Hindman, Q. ( Associated Press) — The death toll from widespread flooding in Kentucky rose to 26 on Sunday amid a renewed threat of more heavy rain.
Andy Beshear of Kentucky Gov. said on NBC’s “Meet the Press” that one more person has died in the storm since Saturday.
Beshear has said the numbers are likely to rise rapidly and it could take weeks to find all the victims. At least 37 people are reported missing, according to a daily report by the Federal Emergency Management Agency (FEMA).
In addition, the National Weather Service reported that more flash floods are expected in some areas of Appalachia on Sunday and Monday as the latest storms pass. Rain rates of 1 to 2 inches (2 to 5 centimeters) per hour were possible in some areas that were submerged last week.
According to FEMA, a dozen shelters have been set up for Kentucky flood victims with 388 occupants as of Sunday.
Beshear said state police are taking calls from concerned people who are unable to locate loved ones due to intermittent phone service.
“We still can’t go to some areas to check on people,” Beshear said. “We are increasing the presence of our National Guard. We’re going to go door-to-door, working to find as many people as we can. We go to work even in the rain. But the weather is making it difficult.”
On a cloudy morning in the town of Hindman, about 200 miles (322 kilometers) southeast of Louisville, a team cleared debris from a storefront. Nearby, a vehicle was in Troublesome Creek, which had returned to its rubble-strewn channel.

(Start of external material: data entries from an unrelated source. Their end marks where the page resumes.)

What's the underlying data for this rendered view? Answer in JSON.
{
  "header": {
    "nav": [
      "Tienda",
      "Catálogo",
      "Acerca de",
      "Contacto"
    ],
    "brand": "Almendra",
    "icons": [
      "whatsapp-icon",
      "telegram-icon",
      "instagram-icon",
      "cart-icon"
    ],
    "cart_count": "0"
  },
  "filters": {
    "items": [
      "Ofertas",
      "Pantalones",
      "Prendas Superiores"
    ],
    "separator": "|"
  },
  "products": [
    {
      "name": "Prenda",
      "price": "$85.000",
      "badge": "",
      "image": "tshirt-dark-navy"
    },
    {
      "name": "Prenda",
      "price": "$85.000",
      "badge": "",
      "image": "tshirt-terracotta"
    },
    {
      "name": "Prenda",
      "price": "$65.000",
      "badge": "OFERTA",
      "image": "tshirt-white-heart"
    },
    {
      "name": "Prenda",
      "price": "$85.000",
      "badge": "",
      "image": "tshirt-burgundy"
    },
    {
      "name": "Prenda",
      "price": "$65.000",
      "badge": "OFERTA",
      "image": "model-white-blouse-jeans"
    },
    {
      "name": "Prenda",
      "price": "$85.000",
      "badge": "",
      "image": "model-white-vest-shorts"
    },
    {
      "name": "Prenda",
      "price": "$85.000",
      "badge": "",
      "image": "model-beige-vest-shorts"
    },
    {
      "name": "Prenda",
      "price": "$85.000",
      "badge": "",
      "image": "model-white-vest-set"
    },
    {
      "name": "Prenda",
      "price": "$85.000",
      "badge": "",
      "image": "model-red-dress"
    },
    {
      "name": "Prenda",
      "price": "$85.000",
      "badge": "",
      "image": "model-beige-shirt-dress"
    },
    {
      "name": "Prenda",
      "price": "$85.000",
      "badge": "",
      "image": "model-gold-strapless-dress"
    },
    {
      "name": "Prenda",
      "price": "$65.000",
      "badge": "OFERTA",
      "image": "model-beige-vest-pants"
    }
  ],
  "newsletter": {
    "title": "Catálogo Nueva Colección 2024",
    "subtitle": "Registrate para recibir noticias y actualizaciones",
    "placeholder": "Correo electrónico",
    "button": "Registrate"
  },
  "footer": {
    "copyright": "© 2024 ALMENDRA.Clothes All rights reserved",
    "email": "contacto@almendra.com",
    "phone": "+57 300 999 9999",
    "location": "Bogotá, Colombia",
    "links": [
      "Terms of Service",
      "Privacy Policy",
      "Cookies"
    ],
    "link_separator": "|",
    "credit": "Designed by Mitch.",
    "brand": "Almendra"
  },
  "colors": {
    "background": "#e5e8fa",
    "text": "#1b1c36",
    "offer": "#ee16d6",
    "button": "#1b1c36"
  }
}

President Joe Biden declared a federal disaster to funnel aid money to more than a dozen Kentucky counties.
John Raby in Charleston, West Virginia contributed to this report.